Just recently, the Obama administration rejected the application to build the Keystone XL pipeline, which would stretch 1,700 miles from Canada to the U.S. Gulf Coast. It’s been and looks to continue to be a hot issue, not just for the sake of oil production, but for American jobs as well.
While jobs remain the most significant economic albatross in this country, they probably shouldn’t be the foremost reason for building a cross-country pipeline. But it seems all interested parties have a different agenda. Environmentalists say tar-sands oil production creates more pollution than traditional oil production. Politicians are using the issue as an election-year lightning rod to advance a heated debate over jobs and the environment. The administration says they didn’t have enough time to get all the facts.
But the issue promises to continue, because the production of oil and energy is a mainstay challenge in this country – and all over the world, for that matter. Energy – particularly sustainable energy – is one of the most global issues of the day. After all, there are finite resources on our planet that must be shared by all of its inhabitants.
In recognition of the growing importance of energy resources, the United Nations has dubbed 2012 the “International Year of Sustainable Energy for All.” UN Secretary-General Ban Ki-moon observed at the recent World Future Energy Summit that, “energy is central to everything, from powering economies to combating climate change to underpinning global security.” Stated goals include doubling the rate of improvement in energy efficiency and doubling the share of renewable energy in the global energy mix by 2030.

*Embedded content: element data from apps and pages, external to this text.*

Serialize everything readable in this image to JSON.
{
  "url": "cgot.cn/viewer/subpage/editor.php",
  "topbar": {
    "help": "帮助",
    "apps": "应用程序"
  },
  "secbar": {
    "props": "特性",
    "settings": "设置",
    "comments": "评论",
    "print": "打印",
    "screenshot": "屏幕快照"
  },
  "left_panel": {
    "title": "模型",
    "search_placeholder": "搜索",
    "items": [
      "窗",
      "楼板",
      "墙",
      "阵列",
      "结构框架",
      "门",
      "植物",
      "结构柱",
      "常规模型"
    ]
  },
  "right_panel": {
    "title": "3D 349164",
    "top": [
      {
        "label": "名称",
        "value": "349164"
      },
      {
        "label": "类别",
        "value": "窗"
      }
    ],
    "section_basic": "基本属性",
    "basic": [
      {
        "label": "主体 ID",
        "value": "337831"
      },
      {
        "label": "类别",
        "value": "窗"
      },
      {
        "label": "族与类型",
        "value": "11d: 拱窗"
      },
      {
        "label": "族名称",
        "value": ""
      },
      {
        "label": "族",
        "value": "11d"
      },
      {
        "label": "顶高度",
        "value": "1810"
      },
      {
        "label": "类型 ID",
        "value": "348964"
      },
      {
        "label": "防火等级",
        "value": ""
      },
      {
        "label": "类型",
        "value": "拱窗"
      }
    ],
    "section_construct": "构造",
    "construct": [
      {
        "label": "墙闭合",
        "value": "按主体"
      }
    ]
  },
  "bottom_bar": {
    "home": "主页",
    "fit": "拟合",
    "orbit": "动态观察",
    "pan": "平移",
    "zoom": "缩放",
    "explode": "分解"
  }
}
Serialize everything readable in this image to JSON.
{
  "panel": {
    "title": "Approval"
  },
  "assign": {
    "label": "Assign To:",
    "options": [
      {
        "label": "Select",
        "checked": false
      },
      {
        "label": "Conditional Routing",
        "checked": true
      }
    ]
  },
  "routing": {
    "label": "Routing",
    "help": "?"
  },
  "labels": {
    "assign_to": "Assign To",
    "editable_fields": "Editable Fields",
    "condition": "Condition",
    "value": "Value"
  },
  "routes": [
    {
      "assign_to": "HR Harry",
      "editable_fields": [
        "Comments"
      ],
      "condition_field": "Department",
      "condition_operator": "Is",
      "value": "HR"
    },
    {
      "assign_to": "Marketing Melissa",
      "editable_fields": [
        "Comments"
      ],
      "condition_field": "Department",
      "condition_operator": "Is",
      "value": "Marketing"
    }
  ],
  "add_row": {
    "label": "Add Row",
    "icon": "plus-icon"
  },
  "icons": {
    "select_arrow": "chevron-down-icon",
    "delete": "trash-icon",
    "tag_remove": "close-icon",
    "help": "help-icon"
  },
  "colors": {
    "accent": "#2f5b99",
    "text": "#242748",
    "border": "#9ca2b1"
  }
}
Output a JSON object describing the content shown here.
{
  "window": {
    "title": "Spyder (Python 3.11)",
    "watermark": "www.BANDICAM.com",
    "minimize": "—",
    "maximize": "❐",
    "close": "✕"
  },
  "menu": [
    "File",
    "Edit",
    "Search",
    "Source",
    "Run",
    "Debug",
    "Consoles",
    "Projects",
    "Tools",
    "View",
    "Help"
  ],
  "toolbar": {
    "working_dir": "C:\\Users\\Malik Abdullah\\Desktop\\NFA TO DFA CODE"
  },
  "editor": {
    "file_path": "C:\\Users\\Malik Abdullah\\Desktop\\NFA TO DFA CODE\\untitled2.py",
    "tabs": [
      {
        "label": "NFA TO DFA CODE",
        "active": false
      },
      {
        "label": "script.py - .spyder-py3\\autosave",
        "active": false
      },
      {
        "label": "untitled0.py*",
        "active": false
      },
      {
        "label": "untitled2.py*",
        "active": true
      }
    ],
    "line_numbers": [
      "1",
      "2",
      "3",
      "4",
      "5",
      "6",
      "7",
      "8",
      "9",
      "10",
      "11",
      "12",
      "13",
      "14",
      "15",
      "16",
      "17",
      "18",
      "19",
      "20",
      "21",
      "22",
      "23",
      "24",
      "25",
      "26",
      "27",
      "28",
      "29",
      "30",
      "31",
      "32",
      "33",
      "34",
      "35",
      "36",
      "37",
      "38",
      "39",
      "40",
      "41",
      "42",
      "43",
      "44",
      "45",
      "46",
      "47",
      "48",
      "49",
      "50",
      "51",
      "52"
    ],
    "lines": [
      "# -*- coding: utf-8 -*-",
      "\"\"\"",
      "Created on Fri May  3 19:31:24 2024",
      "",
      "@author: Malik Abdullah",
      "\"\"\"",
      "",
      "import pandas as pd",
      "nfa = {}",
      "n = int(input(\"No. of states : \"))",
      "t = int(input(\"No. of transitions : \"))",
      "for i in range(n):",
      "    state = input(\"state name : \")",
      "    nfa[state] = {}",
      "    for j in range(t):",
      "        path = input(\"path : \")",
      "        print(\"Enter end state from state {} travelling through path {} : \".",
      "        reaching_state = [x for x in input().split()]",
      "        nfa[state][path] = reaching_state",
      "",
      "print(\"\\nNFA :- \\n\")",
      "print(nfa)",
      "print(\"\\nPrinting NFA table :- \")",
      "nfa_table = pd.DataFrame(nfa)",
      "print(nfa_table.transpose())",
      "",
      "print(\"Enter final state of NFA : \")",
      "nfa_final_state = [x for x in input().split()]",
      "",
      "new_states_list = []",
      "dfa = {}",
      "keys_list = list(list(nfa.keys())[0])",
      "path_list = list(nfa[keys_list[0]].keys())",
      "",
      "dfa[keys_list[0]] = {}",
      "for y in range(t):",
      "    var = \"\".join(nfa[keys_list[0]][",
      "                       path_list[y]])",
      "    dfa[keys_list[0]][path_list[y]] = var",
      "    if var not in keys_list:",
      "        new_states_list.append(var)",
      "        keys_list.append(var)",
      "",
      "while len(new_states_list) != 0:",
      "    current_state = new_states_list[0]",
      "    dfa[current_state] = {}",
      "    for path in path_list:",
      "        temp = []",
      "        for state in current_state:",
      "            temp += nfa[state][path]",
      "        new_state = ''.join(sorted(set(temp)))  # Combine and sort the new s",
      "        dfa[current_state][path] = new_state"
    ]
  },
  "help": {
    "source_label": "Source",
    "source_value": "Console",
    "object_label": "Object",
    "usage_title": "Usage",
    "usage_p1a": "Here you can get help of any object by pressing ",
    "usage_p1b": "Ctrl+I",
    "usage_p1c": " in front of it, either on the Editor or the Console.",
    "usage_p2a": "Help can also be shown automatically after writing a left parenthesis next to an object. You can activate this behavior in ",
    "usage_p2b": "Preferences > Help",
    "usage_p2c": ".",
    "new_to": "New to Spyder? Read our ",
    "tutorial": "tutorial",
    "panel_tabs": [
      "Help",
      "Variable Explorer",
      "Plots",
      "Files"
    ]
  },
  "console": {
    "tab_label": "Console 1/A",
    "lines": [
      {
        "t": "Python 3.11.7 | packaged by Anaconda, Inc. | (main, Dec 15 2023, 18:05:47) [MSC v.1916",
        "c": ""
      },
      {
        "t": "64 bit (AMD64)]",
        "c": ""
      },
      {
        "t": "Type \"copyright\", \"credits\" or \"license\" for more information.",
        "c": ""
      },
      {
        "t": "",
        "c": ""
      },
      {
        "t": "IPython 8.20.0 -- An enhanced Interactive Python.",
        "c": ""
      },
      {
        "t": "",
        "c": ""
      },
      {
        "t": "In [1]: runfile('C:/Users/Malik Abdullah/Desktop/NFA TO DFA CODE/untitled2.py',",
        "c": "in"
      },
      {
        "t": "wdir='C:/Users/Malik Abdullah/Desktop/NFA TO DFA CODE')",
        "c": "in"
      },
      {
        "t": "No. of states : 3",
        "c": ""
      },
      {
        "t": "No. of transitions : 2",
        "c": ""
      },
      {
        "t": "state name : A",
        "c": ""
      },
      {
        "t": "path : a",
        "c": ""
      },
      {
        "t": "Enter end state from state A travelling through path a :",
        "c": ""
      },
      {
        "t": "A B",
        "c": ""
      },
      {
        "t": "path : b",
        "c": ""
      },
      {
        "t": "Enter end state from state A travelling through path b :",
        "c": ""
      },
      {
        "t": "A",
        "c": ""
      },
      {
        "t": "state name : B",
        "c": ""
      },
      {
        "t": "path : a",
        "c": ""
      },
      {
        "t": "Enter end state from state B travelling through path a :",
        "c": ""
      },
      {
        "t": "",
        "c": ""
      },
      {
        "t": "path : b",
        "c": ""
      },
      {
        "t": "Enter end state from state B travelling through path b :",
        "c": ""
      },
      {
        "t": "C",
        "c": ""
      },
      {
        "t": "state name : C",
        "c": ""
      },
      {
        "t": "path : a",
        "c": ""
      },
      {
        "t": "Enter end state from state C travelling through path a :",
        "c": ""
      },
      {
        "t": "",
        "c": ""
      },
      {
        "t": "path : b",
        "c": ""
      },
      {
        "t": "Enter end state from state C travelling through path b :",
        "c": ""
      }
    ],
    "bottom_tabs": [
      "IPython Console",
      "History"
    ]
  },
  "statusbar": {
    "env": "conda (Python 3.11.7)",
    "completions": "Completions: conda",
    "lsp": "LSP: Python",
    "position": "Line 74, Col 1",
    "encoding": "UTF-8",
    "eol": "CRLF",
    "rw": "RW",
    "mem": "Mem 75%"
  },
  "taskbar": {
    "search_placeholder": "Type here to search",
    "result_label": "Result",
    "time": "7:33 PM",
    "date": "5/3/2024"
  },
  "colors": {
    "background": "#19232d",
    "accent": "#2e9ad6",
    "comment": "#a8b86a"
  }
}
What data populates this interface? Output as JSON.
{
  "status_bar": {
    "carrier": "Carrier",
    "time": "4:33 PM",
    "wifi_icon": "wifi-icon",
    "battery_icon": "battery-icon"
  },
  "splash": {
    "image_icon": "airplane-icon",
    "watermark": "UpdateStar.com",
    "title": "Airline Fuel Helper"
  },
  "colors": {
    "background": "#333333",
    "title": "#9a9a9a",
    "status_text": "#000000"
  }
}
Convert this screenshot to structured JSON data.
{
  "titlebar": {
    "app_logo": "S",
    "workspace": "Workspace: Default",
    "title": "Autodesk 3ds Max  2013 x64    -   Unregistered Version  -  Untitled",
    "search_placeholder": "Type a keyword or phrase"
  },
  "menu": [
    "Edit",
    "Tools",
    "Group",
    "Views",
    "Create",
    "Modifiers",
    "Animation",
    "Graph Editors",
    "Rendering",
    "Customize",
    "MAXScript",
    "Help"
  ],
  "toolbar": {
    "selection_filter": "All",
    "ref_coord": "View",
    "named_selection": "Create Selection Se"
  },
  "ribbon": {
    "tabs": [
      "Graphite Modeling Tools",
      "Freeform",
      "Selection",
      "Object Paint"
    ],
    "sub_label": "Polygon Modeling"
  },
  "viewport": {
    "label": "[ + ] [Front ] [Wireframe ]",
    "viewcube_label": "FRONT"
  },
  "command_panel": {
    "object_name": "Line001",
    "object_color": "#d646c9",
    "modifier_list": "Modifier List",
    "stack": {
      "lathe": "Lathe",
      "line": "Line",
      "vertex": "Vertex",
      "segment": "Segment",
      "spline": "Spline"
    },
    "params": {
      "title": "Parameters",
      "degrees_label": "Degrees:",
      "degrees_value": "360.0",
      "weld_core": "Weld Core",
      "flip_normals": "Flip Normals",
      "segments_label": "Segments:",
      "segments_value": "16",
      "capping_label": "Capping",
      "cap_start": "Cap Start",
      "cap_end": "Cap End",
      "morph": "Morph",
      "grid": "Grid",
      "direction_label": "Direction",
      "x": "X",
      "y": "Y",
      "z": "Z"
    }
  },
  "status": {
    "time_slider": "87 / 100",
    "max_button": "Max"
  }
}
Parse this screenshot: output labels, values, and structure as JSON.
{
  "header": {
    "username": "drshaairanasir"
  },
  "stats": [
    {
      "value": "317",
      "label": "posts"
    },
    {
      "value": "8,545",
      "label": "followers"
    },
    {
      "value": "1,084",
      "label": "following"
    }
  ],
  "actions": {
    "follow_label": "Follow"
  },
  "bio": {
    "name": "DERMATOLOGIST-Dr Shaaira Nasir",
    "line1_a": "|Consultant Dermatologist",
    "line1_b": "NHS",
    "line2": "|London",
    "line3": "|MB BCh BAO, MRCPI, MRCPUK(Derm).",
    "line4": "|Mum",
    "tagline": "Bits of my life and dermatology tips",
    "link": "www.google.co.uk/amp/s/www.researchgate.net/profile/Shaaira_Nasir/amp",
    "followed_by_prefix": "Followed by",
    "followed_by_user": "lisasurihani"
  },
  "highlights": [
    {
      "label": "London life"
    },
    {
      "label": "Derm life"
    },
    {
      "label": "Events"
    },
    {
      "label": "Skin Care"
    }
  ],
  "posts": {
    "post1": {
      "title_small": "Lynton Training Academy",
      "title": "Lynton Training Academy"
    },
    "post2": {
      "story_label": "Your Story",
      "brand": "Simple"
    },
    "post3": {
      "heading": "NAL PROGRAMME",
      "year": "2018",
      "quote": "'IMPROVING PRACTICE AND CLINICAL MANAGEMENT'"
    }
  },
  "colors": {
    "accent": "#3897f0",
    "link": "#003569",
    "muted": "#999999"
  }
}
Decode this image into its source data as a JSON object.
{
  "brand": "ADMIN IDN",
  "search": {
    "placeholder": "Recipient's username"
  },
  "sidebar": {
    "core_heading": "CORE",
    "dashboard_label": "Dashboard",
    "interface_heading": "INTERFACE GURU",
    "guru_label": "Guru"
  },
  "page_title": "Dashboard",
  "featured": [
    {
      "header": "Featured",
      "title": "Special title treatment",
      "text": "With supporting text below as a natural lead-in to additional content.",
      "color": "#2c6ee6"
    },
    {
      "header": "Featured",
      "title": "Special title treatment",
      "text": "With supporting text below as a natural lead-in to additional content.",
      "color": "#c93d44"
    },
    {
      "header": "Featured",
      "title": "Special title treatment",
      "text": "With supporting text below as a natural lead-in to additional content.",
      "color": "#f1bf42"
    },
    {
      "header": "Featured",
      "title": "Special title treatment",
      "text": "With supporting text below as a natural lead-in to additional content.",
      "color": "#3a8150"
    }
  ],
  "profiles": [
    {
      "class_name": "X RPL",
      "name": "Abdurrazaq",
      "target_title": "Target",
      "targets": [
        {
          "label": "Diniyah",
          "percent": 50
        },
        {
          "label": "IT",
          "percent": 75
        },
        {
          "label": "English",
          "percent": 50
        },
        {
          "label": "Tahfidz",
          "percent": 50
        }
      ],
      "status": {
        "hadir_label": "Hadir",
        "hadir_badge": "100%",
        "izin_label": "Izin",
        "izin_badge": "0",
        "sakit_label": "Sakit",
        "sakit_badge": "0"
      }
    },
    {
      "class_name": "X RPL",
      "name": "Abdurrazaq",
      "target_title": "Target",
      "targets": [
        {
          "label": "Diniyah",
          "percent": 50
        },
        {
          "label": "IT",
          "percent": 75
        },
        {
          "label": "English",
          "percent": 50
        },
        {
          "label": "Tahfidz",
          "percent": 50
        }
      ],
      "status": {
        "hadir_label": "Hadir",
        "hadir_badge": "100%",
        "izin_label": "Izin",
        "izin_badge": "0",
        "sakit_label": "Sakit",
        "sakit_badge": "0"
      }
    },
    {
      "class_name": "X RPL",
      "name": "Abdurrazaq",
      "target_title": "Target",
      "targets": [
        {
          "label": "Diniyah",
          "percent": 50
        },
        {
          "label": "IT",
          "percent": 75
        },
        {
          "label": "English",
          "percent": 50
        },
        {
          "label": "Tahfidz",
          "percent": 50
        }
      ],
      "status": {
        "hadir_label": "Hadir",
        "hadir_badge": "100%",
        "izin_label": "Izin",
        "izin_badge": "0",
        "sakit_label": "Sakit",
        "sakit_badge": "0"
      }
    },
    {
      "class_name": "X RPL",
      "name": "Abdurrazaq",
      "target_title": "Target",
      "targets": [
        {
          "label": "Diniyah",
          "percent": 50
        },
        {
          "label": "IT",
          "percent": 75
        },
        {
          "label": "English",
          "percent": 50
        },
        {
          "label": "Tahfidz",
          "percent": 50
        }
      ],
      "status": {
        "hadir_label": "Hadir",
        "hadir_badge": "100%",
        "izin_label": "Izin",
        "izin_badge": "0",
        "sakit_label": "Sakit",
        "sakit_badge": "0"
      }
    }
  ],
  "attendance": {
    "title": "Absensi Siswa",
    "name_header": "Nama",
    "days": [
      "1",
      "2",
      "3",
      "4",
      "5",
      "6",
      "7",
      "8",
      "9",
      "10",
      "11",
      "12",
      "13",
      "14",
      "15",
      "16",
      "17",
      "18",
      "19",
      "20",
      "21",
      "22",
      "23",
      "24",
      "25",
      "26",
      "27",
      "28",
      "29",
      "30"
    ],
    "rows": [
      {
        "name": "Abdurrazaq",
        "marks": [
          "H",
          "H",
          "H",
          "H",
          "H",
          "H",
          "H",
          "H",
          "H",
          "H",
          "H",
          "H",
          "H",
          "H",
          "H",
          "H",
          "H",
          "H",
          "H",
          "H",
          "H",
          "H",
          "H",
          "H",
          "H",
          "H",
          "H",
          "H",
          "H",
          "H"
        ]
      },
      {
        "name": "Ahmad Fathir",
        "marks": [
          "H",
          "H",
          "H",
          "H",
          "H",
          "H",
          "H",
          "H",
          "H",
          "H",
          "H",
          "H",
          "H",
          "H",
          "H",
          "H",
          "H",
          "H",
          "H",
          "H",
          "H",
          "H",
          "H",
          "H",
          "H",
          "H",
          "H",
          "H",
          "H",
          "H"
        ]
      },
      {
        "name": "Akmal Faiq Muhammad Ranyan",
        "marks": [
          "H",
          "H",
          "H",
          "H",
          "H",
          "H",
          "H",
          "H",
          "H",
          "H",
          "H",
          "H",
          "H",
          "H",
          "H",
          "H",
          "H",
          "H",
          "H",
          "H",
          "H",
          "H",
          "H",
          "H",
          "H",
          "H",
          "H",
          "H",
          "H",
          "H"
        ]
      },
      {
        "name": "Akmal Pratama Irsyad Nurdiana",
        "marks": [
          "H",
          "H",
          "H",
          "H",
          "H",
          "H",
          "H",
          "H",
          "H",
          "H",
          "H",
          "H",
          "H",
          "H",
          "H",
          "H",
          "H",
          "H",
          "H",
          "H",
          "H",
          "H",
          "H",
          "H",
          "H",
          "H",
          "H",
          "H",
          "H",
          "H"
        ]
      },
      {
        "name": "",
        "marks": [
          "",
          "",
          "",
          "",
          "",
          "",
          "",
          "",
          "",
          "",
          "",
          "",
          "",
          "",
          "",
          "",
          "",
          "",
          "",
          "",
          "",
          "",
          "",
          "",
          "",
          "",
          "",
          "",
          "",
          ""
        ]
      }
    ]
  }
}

Interestingly, Nicaragua is committed to reducing its dependence on foreign oil from 80% to 6% within a decade, and wants to become an international leader in renewable technologies by 2016.
[CLICK HERE to read “UN urges achieving sustainable energy for all as International Year kicks off” at un.org; January 16, 2012.]
[CLICK HERE to read “Nicaragua’s Renewable Energy Revolution Underway;” DigitalJournal.com, January 20, 2012.]
When an issue this large focuses global attention, it generally means there’s an opportunity to make money. Not just for self-serving corporations and governments, but for investors as well. Fidelity recently published viewpoints on opportunities within the energy sector, noting that energy stocks tend to perform best at mid and late stages of an economic cycle. It cites three themes for energy prospects in the coming future: (1) the emergence of more productive new drilling techniques; (2) the growth of the liquid natural gas market; and (3) a renaissance in deepwater exploration.
The positive impact of energy innovation is far-reaching, encompassing a cross section of industries, sectors and countries. This smorgasbord of investment opportunities includes energy producers, manufacturers, transportation companies, engineering, construction, technology, Canada, Argentina, and Eastern Europe, among others.
[CLICK HERE to read “Big energy ideas for 2012;” Fidelity.com, December 12, 2011.]
In consideration of increasing global demand for energy commodities and services, let’s take a look at your portfolio to see if a pent-up energy allocation at this stage of the market cycle would align with your risk tolerance and investment goals for the future. Feel free to contact us to discuss further.
*This information is not intended to provide actual investment advice. It is important that your unique situation, goals and objectives be evaluated before such advice can be offered. Please seek a professional specializing in these areas regarding the applicability of this information to your situation.